The occasion? Following the Catholic Emancipation Act of 1829 Sir Robert Throckmorton, a noted and prominent Catholic of Coughton Court, Warwickshire, became, in 1831, the first Catholic since the Reformation, to sign the Oath of Allegiance and to take his seat in the House of Commons as a Member of Parliament.
If ever an event called for a feast it was this one. It might be worth recounting just what Catholics had to put up with since the 17th Century. We were not allowed to vote, our churches could not be built near a main road but had to be accommodated down a side street, our land ownership attracted higher taxes than our Protestant countrymen and if anyone took a fancy to our horses, they could claim them as their own and we would have to hand them over without a quibble. The horse was, of course, more vital than a car in today's world so imagine someone walking up to you today and laying hold of the keys to your beloved BMW or Fiesta. You might be more than a little miffed!

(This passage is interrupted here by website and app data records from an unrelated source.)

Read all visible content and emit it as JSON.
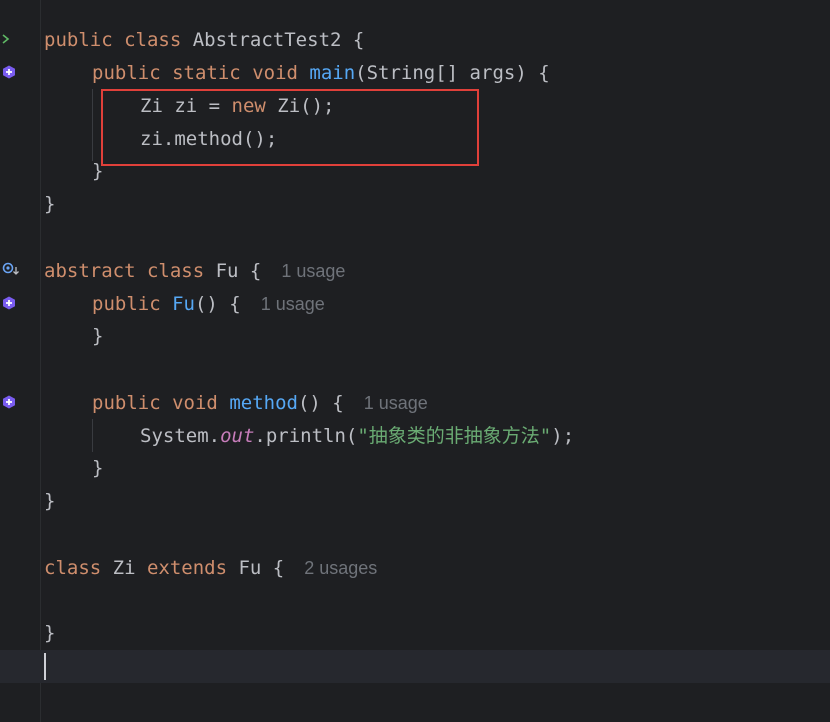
{
  "editor": {
    "lines": {
      "l1": {
        "a": "public",
        "b": " ",
        "c": "class",
        "d": " AbstractTest2 {"
      },
      "l2": {
        "a": "public",
        "b": " ",
        "c": "static",
        "d": " ",
        "e": "void",
        "f": " ",
        "g": "main",
        "h": "(String[] args) {"
      },
      "l3": {
        "a": "Zi zi = ",
        "b": "new",
        "c": " Zi();"
      },
      "l4": {
        "a": "zi.method();"
      },
      "l5": {
        "a": "}"
      },
      "l6": {
        "a": "}"
      },
      "l7": {
        "a": "abstract",
        "b": " ",
        "c": "class",
        "d": " Fu {",
        "hint": "1 usage"
      },
      "l8": {
        "a": "public",
        "b": " ",
        "c": "Fu",
        "d": "() {",
        "hint": "1 usage"
      },
      "l9": {
        "a": "}"
      },
      "l10": {
        "a": "public",
        "b": " ",
        "c": "void",
        "d": " ",
        "e": "method",
        "f": "() {",
        "hint": "1 usage"
      },
      "l11": {
        "a": "System.",
        "b": "out",
        "c": ".println(",
        "d": "\"抽象类的非抽象方法\"",
        "e": ");"
      },
      "l12": {
        "a": "}"
      },
      "l13": {
        "a": "}"
      },
      "l14": {
        "a": "class",
        "b": " Zi ",
        "c": "extends",
        "d": " Fu {",
        "hint": "2 usages"
      },
      "l15": {
        "a": "}"
      }
    },
    "colors": {
      "background": "#1e1f22",
      "keyword": "#cf8e6d",
      "function": "#56a8f5",
      "string": "#6aab73",
      "static_field": "#c77dbb",
      "hint": "#6f737a",
      "highlight_border": "#e0403a"
    },
    "gutter_icons": [
      "run-icon",
      "implementation-icon",
      "overridden-icon",
      "implementation-icon",
      "implementation-icon"
    ]
  }
}
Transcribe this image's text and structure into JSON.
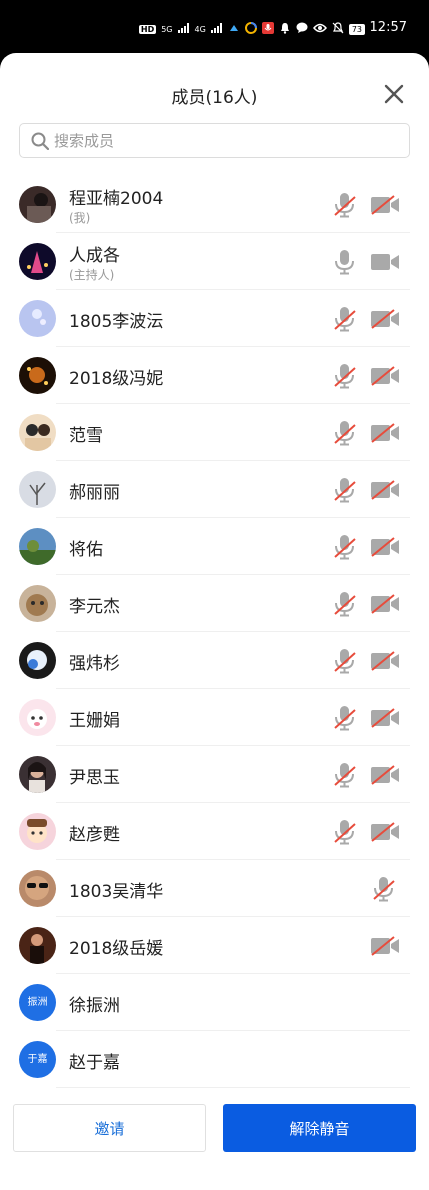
{
  "status_bar": {
    "network_1": "HD",
    "network_2": "5G",
    "network_3": "4G",
    "battery": "73",
    "time": "12:57"
  },
  "panel": {
    "title": "成员(16人)",
    "close_icon": "close-icon"
  },
  "search": {
    "placeholder": "搜索成员",
    "icon": "search-icon"
  },
  "colors": {
    "accent": "#0a5ce1",
    "muted_red": "#e74c3c",
    "icon_gray": "#a9a9a9"
  },
  "members": [
    {
      "name": "程亚楠2004",
      "sub": "(我)",
      "avatar": "photo",
      "mic": "muted",
      "camera": "off"
    },
    {
      "name": "人成各",
      "sub": "(主持人)",
      "avatar": "photo",
      "mic": "on",
      "camera": "on"
    },
    {
      "name": "1805李波沄",
      "sub": "",
      "avatar": "photo",
      "mic": "muted",
      "camera": "off"
    },
    {
      "name": "2018级冯妮",
      "sub": "",
      "avatar": "photo",
      "mic": "muted",
      "camera": "off"
    },
    {
      "name": "范雪",
      "sub": "",
      "avatar": "photo",
      "mic": "muted",
      "camera": "off"
    },
    {
      "name": "郝丽丽",
      "sub": "",
      "avatar": "photo",
      "mic": "muted",
      "camera": "off"
    },
    {
      "name": "将佑",
      "sub": "",
      "avatar": "photo",
      "mic": "muted",
      "camera": "off"
    },
    {
      "name": "李元杰",
      "sub": "",
      "avatar": "photo",
      "mic": "muted",
      "camera": "off"
    },
    {
      "name": "强炜杉",
      "sub": "",
      "avatar": "photo",
      "mic": "muted",
      "camera": "off"
    },
    {
      "name": "王姗娟",
      "sub": "",
      "avatar": "photo",
      "mic": "muted",
      "camera": "off"
    },
    {
      "name": "尹思玉",
      "sub": "",
      "avatar": "photo",
      "mic": "muted",
      "camera": "off"
    },
    {
      "name": "赵彦甦",
      "sub": "",
      "avatar": "photo",
      "mic": "muted",
      "camera": "off"
    },
    {
      "name": "1803吴清华",
      "sub": "",
      "avatar": "photo",
      "mic": "muted",
      "camera": "none"
    },
    {
      "name": "2018级岳媛",
      "sub": "",
      "avatar": "photo",
      "mic": "none",
      "camera": "off"
    },
    {
      "name": "徐振洲",
      "sub": "",
      "avatar": "text",
      "avatar_text": "振洲",
      "mic": "none",
      "camera": "none"
    },
    {
      "name": "赵于嘉",
      "sub": "",
      "avatar": "text",
      "avatar_text": "于嘉",
      "mic": "none",
      "camera": "none"
    }
  ],
  "footer": {
    "invite_label": "邀请",
    "unmute_label": "解除静音"
  }
}
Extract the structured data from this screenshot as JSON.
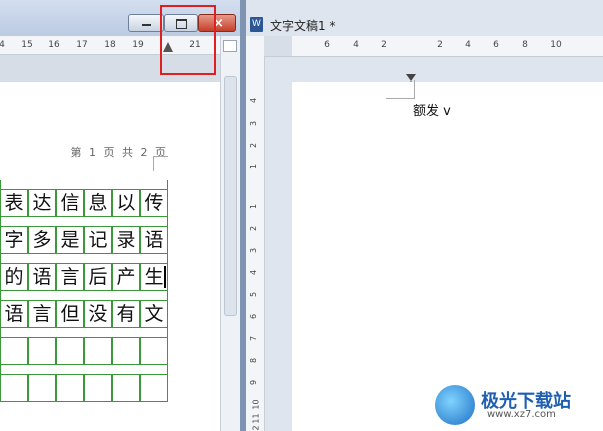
{
  "left_window": {
    "ruler_ticks": [
      "4",
      "15",
      "16",
      "17",
      "18",
      "19",
      "21"
    ],
    "page_info": "第 1 页 共 2 页",
    "grid_rows": [
      [
        "表",
        "达",
        "信",
        "息",
        "以",
        "传"
      ],
      [
        "字",
        "多",
        "是",
        "记",
        "录",
        "语"
      ],
      [
        "的",
        "语",
        "言",
        "后",
        "产",
        "生"
      ],
      [
        "语",
        "言",
        "但",
        "没",
        "有",
        "文"
      ],
      [
        "",
        "",
        "",
        "",
        "",
        ""
      ],
      [
        "",
        "",
        "",
        "",
        "",
        ""
      ]
    ]
  },
  "right_window": {
    "title": "文字文稿1 *",
    "doc_icon": "W",
    "ruler_ticks": [
      "6",
      "4",
      "2",
      "2",
      "4",
      "6",
      "8",
      "10"
    ],
    "vruler_ticks": [
      "4",
      "3",
      "2",
      "1",
      "1",
      "2",
      "3",
      "4",
      "5",
      "6",
      "7",
      "8",
      "9",
      "10",
      "11",
      "12"
    ],
    "doc_text": "额发 v"
  },
  "watermark": {
    "name": "极光下载站",
    "url": "www.xz7.com"
  },
  "colors": {
    "highlight": "#e02020",
    "grid": "#3a9a3a",
    "close_button": "#c4402a"
  }
}
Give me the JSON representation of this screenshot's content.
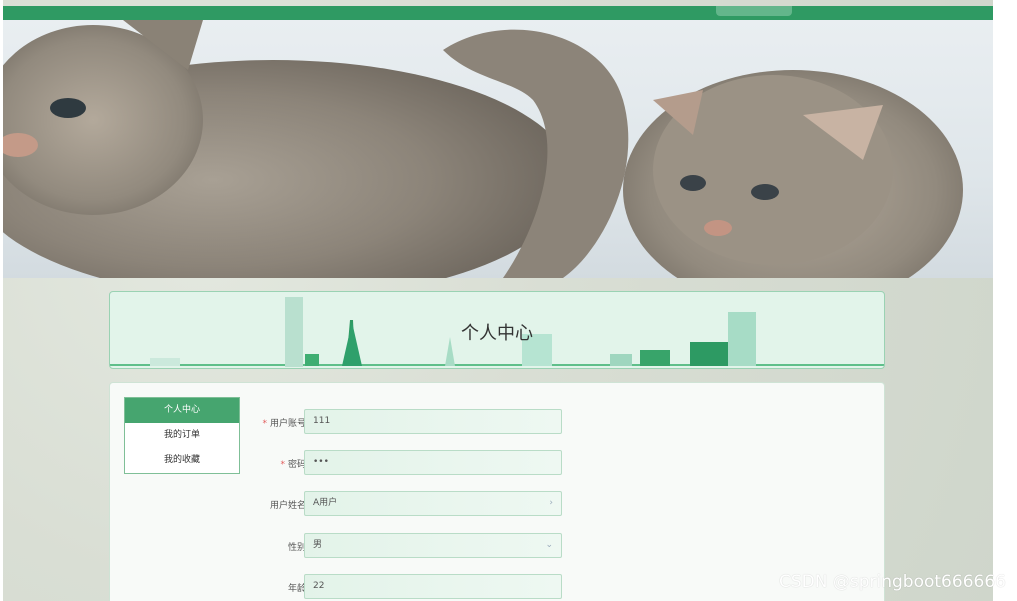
{
  "header": {
    "accent_color": "#2f9a63"
  },
  "banner": {
    "image_label": "kittens banner",
    "slides": 3,
    "active_slide": 3
  },
  "page_title": "个人中心",
  "sidebar": {
    "items": [
      {
        "label": "个人中心",
        "active": true
      },
      {
        "label": "我的订单",
        "active": false
      },
      {
        "label": "我的收藏",
        "active": false
      }
    ]
  },
  "form": {
    "account": {
      "label": "用户账号",
      "value": "111",
      "required": "*"
    },
    "password": {
      "label": "密码",
      "value": "•••",
      "required": "*"
    },
    "name": {
      "label": "用户姓名",
      "value": "A用户"
    },
    "gender": {
      "label": "性别",
      "value": "男"
    },
    "age": {
      "label": "年龄",
      "value": "22"
    }
  },
  "watermark": "CSDN @springboot666666"
}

So small wonder that the Throckmorton family rejoiced at this post Emancipation progress and invited the great and the good to join with them in a feast. The dining room at Coughton accommodates around twenty people, sadly, I have no information as to whom they were.
For the trenchermen amongst you, here is the menu of the day:-